_What the task asks_:
Find the lines below that include the word "Thập" and report how many there are, with no other text.

_Source material_:

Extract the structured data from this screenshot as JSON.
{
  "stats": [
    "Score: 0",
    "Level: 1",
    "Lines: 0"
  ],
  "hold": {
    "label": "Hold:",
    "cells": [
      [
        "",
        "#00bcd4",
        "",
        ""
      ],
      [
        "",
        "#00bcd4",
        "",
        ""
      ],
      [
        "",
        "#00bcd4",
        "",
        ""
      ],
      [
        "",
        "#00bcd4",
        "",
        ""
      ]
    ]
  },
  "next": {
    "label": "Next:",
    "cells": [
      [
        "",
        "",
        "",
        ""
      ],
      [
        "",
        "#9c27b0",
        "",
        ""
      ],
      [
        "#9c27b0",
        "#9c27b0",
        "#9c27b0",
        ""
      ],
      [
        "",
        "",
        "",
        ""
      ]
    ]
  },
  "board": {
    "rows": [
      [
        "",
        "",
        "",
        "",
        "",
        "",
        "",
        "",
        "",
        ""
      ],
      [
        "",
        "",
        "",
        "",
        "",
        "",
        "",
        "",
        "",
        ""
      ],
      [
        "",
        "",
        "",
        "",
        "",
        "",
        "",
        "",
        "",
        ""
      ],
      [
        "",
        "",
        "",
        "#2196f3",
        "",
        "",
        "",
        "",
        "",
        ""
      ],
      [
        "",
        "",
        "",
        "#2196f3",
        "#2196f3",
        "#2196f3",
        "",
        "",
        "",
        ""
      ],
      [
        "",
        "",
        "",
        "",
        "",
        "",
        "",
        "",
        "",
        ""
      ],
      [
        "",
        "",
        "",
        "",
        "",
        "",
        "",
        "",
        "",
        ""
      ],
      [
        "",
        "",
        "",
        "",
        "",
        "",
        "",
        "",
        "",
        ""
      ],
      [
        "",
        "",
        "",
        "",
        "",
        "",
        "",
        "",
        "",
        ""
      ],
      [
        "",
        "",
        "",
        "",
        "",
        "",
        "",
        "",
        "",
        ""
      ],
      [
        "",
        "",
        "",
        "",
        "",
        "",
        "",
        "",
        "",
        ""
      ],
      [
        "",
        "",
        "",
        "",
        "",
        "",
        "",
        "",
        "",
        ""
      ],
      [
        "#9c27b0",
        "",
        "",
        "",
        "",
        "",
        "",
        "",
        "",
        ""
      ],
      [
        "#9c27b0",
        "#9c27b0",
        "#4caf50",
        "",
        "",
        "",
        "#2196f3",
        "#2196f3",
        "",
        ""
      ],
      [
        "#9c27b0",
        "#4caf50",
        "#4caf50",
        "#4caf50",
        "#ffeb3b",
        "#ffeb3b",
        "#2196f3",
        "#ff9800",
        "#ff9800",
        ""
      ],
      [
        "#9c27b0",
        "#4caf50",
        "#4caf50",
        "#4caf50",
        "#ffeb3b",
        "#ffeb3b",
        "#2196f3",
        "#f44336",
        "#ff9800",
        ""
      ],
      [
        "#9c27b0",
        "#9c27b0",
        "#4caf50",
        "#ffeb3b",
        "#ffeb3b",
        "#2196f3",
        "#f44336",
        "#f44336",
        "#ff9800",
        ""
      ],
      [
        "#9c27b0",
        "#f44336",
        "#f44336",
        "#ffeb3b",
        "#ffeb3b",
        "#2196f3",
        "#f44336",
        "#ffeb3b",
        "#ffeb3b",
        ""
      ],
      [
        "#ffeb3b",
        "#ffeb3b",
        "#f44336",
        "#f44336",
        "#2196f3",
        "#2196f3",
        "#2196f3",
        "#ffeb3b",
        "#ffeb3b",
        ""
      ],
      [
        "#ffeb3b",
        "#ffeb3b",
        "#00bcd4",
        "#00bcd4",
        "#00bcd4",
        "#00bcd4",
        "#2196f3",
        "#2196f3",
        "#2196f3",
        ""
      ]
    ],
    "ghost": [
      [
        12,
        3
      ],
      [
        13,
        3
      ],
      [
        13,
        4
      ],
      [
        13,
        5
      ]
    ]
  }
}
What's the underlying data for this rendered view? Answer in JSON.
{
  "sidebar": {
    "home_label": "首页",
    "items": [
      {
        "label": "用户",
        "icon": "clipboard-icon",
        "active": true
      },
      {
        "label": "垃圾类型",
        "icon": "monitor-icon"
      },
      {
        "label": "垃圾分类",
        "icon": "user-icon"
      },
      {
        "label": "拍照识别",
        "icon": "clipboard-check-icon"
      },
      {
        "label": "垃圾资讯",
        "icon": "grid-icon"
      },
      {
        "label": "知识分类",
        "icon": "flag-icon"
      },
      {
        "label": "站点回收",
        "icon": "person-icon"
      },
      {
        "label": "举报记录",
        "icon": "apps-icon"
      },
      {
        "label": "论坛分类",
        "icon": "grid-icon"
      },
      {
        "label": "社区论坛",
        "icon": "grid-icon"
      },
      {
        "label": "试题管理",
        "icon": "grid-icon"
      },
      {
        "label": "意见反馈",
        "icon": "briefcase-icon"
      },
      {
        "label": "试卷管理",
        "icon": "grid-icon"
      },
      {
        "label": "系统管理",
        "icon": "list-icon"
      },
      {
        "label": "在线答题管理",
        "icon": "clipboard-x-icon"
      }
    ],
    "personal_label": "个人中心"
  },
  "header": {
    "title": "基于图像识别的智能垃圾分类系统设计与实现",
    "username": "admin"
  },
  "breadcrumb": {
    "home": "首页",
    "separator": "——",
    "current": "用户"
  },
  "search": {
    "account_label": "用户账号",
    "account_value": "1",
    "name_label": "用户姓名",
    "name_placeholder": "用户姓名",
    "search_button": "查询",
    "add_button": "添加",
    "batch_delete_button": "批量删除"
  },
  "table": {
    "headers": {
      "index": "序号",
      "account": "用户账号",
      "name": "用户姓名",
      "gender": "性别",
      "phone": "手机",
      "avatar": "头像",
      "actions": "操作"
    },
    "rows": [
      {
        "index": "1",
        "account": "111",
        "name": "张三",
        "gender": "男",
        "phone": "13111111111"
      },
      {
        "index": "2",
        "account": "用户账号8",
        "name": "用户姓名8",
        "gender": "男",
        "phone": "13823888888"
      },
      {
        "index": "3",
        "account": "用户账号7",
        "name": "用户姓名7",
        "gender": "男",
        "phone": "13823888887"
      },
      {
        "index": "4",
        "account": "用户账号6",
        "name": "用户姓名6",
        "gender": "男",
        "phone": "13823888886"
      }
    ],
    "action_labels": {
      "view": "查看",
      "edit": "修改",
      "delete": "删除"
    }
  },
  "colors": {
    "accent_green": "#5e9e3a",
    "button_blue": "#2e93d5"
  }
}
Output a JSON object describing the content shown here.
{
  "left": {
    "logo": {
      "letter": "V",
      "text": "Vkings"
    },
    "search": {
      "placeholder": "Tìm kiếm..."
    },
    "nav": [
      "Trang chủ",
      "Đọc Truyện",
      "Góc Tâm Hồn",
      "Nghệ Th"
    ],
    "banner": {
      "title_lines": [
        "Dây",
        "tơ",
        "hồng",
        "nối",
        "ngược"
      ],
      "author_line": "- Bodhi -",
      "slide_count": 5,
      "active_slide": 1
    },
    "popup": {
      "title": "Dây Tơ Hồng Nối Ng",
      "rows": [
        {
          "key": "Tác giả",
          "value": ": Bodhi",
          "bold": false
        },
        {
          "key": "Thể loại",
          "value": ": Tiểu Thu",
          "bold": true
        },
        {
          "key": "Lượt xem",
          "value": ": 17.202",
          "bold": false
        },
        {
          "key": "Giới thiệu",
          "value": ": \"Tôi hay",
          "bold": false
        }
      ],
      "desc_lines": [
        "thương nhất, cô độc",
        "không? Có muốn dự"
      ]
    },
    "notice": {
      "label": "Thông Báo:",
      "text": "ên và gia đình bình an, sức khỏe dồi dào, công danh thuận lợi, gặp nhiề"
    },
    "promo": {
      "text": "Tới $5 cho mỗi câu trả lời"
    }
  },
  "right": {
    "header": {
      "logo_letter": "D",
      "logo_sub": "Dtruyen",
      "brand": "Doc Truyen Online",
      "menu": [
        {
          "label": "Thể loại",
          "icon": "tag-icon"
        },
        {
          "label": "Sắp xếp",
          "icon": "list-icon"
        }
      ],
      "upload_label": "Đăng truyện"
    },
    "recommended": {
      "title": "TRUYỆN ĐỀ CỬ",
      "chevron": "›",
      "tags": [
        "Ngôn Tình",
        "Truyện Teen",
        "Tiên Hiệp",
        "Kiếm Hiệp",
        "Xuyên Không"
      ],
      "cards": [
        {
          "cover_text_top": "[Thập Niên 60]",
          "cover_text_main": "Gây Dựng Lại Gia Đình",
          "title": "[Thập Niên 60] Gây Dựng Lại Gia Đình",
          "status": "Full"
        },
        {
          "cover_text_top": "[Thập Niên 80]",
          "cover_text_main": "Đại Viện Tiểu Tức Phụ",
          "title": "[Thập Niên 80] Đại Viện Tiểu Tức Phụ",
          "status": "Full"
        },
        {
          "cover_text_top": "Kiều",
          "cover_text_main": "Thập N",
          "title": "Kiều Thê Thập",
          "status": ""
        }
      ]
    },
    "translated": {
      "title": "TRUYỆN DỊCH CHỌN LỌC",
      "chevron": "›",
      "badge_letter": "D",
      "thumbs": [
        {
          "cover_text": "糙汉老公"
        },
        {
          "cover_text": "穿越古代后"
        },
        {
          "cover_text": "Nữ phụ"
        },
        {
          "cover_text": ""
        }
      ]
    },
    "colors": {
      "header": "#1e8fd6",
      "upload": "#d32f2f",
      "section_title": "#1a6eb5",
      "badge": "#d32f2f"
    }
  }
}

_Response to the exercise_:
6